Never overbet your bankroll, not even for the sake of a game with a lower house edge. If you can't afford the risk at a higher-limit game, you shouldn't be playing it.
Bob chuckled and said, "That's a lesson I learned a long time ago. I have my set amount to play with, and I never go beyond it. But it doesn't sound like you think anyone should play 6:5 blackjack."
Right. If a casino doesn't pay the full 3:2 on two-card 21s, I start looking for other things to do. I'll check out the video poker pay tables, maybe play a little craps or take a walk around and see if there's anything new on the slot floor. I'm always interested to see how fast the newest slot games are getting into casinos. If there are other casinos within walking distance, as in Las Vegas, maybe I'll take a little hike. Even if there's not another place to play nearby, if I'm on my own and not tied to anyone else's timetable, I might cut my visit short.

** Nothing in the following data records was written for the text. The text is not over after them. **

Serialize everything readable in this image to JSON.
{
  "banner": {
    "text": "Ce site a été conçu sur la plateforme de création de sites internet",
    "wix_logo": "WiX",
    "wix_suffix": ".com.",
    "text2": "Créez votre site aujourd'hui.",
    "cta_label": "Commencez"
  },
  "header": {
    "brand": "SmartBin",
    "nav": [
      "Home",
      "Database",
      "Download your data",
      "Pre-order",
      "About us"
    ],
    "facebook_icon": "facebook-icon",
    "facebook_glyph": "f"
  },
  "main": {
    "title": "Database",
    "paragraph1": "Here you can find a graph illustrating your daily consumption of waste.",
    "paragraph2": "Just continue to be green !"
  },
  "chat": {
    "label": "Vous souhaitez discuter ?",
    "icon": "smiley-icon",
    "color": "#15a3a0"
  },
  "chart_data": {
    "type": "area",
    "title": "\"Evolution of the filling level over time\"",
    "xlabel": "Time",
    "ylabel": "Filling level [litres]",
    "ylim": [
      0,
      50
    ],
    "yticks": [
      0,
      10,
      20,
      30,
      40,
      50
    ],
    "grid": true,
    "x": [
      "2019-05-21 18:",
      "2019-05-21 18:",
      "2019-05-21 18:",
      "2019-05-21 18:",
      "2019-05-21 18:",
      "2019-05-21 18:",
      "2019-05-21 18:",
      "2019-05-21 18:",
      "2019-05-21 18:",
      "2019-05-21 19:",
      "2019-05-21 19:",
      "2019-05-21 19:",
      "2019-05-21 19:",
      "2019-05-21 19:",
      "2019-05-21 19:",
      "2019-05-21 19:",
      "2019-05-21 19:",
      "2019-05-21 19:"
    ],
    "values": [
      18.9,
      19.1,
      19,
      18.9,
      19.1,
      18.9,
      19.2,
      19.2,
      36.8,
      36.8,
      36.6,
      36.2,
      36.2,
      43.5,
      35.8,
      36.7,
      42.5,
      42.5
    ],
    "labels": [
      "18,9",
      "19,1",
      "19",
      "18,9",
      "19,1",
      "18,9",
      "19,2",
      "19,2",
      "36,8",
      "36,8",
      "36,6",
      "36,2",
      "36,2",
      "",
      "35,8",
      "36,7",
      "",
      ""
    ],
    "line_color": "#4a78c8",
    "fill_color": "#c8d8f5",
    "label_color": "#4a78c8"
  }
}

But one thing's certain. If 6:5 blackjack is the only option within the limits of my bankroll, I walk away from the games.
This article is provided by the Frank Scoblete Network. Melissa A. Kaplan is the network's managing editor. If you would like to use this article on your website, please contact Casino City Press, the exclusive web syndication outlet for the Frank Scoblete Network. To contact Frank, please e-mail him at firstname.lastname@example.org.
Best of John Grochowski